It may seem intuitive that business intelligence (BI) and analytics can help to improve clinical care, reduce costs and more. What may not be as intuitive is developing a strategy to achieve this in an efficient, scalable and sustainable way.
According to HIMSS, “Clinical and business intelligence efforts empower members with practical guidance and unbiased information on how to harness data to inform accountable, high-quality patient care and fuel unparalleled business insight – all the while improving an organization’s fiscal performance.” The phrase “unbiased information” means an organization has done the work of bringing together all key data sources and matched, merged, cleansed, enriched, mastered, organized and made them (in the form of BI and analytics) easily accessible to every part of the business. Once completed, harnessing data is achieved by keeping three essential strategies in mind: performance improvement, benchmarking and monitoring.

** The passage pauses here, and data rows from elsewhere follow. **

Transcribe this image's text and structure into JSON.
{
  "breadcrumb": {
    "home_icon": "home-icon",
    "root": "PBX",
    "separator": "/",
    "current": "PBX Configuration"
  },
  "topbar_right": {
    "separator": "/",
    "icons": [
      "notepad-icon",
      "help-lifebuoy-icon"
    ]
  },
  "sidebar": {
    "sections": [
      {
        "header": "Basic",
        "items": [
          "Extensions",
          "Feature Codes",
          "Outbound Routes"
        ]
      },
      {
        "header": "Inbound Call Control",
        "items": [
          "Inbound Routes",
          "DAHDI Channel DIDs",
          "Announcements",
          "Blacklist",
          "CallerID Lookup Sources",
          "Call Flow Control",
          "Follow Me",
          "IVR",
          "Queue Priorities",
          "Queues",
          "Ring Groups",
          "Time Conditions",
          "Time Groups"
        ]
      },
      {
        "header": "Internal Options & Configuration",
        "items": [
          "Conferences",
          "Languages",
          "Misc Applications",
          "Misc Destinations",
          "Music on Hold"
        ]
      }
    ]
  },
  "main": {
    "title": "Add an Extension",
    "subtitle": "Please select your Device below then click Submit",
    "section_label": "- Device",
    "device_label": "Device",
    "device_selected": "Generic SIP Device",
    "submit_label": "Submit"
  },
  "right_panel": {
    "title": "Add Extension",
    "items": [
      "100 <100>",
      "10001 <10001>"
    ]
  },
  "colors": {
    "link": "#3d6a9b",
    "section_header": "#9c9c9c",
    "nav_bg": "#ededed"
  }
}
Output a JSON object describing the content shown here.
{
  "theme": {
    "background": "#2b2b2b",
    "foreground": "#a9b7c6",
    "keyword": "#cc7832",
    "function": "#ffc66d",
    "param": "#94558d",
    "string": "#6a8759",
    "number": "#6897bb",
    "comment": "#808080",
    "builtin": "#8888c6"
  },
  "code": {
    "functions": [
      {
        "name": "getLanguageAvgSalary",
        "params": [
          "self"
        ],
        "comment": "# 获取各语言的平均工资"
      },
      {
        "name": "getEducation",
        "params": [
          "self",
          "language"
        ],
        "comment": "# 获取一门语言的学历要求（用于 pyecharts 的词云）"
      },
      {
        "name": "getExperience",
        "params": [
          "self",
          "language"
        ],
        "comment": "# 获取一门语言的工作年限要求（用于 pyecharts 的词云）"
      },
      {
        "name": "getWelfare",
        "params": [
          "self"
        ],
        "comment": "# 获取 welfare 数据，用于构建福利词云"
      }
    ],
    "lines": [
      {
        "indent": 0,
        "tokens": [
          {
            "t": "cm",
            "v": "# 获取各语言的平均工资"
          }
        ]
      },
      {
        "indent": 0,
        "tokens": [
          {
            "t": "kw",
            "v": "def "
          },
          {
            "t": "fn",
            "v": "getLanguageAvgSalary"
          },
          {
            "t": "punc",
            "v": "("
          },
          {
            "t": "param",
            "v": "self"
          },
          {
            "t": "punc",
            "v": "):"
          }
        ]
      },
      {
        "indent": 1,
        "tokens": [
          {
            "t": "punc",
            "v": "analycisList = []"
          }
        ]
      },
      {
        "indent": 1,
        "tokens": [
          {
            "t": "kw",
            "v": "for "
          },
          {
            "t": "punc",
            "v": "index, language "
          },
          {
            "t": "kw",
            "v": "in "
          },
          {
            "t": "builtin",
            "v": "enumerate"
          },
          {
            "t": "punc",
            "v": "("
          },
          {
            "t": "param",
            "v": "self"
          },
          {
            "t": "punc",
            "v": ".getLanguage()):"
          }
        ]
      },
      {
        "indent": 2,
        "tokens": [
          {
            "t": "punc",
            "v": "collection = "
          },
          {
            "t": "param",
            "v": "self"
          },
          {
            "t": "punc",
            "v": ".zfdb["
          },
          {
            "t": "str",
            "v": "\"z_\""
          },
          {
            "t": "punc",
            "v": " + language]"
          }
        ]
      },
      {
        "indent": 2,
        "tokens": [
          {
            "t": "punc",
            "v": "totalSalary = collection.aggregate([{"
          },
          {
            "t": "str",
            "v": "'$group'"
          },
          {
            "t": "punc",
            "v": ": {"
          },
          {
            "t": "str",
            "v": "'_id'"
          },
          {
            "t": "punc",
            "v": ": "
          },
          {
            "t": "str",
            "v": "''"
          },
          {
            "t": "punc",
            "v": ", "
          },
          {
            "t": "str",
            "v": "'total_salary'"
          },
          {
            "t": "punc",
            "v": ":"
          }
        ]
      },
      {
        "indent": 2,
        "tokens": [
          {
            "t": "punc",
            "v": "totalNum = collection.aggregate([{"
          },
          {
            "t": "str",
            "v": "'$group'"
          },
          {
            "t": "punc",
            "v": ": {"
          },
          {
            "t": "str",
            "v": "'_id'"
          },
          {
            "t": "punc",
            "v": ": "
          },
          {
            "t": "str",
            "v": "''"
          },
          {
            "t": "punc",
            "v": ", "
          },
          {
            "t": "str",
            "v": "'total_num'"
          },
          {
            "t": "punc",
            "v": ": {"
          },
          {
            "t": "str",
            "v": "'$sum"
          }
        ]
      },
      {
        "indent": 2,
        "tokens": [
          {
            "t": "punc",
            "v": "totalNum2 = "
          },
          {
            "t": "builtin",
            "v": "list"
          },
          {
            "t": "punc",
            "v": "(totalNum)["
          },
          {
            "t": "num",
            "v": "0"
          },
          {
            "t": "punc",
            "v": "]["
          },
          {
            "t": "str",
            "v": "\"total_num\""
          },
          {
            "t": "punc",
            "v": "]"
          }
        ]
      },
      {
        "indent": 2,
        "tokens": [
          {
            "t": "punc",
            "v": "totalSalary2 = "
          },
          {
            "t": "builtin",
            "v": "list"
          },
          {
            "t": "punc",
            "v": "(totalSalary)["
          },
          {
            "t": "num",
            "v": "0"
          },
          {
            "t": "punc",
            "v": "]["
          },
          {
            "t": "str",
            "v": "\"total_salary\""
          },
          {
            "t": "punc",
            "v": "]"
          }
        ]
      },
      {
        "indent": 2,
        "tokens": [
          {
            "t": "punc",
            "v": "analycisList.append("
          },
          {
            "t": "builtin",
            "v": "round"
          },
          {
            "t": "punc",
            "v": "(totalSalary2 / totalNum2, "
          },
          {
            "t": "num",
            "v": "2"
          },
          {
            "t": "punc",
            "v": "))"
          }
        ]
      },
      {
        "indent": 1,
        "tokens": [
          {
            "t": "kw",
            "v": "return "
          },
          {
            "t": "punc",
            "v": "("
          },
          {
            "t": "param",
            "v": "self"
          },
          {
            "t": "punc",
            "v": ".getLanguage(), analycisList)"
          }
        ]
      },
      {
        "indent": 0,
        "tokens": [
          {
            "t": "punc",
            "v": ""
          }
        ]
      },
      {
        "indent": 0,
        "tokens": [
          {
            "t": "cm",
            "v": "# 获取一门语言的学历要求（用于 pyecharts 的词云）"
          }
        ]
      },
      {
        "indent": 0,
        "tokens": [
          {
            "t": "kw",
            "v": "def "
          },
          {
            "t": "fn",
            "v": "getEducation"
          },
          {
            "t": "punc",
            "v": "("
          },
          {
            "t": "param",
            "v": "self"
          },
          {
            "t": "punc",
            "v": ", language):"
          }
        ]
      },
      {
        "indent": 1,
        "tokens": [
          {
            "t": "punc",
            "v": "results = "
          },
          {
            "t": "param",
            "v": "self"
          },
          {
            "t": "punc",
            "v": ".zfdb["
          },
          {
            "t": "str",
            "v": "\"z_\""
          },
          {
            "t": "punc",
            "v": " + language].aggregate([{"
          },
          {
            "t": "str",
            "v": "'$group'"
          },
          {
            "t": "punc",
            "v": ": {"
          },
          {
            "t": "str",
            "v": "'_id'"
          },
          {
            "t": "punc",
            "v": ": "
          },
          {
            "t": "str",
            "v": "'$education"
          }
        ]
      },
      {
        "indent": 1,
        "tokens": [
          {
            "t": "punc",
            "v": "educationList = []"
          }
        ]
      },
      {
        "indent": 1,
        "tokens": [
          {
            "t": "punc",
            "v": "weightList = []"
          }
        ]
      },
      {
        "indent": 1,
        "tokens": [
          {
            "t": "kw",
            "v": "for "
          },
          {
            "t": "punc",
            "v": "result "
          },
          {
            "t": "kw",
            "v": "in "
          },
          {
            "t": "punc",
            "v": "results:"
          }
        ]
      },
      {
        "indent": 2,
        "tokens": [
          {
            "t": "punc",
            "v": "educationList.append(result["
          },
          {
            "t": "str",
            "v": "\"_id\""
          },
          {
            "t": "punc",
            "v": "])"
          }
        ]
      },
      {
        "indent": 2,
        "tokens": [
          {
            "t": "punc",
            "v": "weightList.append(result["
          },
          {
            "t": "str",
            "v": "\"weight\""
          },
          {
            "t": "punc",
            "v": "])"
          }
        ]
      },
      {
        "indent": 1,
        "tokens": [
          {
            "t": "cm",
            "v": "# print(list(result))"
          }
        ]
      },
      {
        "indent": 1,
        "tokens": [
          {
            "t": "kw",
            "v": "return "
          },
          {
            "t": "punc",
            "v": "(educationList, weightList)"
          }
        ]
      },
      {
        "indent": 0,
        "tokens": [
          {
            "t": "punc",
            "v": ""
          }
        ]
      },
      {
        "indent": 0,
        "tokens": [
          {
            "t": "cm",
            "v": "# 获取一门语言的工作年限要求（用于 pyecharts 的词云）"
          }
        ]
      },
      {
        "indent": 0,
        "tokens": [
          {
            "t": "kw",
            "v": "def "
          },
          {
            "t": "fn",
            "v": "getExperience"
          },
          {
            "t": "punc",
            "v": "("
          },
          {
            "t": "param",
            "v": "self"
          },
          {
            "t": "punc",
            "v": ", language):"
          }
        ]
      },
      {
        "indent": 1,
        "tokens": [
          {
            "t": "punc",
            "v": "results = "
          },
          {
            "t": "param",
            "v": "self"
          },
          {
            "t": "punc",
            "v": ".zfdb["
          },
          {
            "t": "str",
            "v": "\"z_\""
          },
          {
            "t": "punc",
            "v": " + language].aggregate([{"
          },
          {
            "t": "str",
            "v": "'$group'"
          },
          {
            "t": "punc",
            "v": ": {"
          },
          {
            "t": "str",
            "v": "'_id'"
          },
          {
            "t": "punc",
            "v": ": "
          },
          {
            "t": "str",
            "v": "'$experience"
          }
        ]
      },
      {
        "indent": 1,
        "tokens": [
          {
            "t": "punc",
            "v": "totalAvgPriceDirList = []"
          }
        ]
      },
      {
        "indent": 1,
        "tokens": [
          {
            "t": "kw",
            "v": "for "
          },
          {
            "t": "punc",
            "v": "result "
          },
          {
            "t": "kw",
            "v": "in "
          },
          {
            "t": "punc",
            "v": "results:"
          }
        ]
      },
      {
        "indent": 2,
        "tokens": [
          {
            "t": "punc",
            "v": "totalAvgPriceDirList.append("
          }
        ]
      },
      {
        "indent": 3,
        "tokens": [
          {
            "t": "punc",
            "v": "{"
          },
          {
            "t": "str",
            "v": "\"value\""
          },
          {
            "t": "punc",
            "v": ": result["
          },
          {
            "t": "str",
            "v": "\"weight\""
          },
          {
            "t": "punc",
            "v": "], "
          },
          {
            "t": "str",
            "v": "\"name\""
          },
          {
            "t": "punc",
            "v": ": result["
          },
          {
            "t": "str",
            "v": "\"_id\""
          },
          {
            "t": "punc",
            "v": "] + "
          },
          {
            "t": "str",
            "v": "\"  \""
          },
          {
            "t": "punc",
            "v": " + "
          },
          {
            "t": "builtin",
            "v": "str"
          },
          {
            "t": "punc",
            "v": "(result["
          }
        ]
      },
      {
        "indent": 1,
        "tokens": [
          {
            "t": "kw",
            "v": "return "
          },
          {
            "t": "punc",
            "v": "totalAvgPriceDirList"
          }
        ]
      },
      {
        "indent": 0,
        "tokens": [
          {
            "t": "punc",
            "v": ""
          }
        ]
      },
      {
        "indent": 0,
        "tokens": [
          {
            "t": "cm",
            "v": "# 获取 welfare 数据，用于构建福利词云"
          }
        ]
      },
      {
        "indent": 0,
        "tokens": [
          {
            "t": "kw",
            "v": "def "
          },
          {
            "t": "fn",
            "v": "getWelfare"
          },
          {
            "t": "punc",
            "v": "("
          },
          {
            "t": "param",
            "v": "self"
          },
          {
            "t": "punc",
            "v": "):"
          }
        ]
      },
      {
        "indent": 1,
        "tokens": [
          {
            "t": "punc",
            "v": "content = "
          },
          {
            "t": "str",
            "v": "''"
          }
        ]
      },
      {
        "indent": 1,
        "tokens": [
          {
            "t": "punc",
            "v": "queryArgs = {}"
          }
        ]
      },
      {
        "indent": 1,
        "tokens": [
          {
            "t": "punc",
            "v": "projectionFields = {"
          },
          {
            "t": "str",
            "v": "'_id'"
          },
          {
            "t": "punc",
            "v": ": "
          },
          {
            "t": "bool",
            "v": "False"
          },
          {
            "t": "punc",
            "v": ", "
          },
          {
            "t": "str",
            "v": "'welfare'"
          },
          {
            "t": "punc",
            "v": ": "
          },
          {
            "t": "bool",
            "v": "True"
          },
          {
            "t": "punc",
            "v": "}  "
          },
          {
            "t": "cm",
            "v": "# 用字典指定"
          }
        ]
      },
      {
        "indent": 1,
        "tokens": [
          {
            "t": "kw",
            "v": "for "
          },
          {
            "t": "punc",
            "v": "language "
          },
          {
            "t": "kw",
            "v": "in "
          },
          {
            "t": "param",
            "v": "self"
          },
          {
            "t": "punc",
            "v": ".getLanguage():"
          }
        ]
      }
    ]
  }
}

Organizations must use benchmarks and goals to guide clinical and financial improvement efforts. As healthcare has been struggling over the last decade to shift its business model from fee-for-service to valued-based care, efforts around clinical quality and operational performance improvement have reached a fever pitch. If not carefully coordinated, duplicate improvement efforts – especially those that impact clinical workflow – can be more disruptive than beneficial.
Benchmarks help to reduce duplication of efforts while supporting the coordination of programs, enabling workers to focus only on the areas that are most in need. For example, if only 72% of patients in a local Dallas hospital reported that staff always explained medications before administering, that would sound troubling. In reality, the average in Texas is 68% and nationally is 66%. So, the score of 72% is not dire and may possibly convince administrators to redirect their quality improvement resources toward a different area.
Readily incorporate benchmarks into BI and analytics by using sources such as Hospital Compare, Healthgrades, US News & World Report, and the NCQA. Once the integration is complete, you need an additional step to strategically align improvement efforts and goals. Leadership across the board must review how they rank, measure for measure, against benchmarks and set realistic goals for each metric so that everyone can see, at an enterprise level, where they are and where they need to be.
It may help if these goals are generally consistent. For example, top quartile or top decile may be an ideal starting point for all metrics. Once goals are established, review those areas with the greatest gaps and target the top two to five based on the number of performance improvement resources available. As you achieve each of the top priority initiatives, target the next area with the greatest gap and continue to improve.
As performance improvement activities proceed for the top targets, it is important to monitor all other metrics to ensure no changes occur dramatically during day-to-day or monthly operations. A designated team should regularly review all metrics against previous performance as well as all established benchmarks and goals. Source this team from quality assurance, operations, or other areas and report their findings and recommendations on a regular basis through data governance or a similar leadership structure. It may also be helpful to empower members of this group to reach out directly to responsible areas so that they have an opportunity to correct course before the detected variance becomes significant.
These guidelines can help establish an efficient and orthodox way to harness BI and analytics, improve clinical care and reduce costs. But what else can they help with? Most BI and analytics are generally descriptive in nature and characterize what has happened or is happening using past or near real time data. At some point, analytics need to be more predictive in nature so organizations can be proactive, increasing their efficiency and effectiveness. With modern analytics technology, developing predictive models is not as daunting as it once was. Use cases should be oriented around the best clinical and business ROI, which will vary based on each hospital system or patient. As a starting point, some areas to consider in healthcare are predictive staffing, readmissions, general and ICU LOS, appointment no-shows, fraud detection and prevention, denials management and supply chain.
BI and analytics are essential for organizations to thrive in the midst of the complexities of modern healthcare. As value-based care creates financial pressure and required regulatory reporting becomes essential, building these technologies upon a foundation of high-quality, benchmarked data coupled with careful coordination of performance improvement and monitoring activities is a must. Following these approaches will create consistent, sustainable, organizational improvement in clinical outcomes and cost reductions, and maximize the utilization and ROI of your analytics program.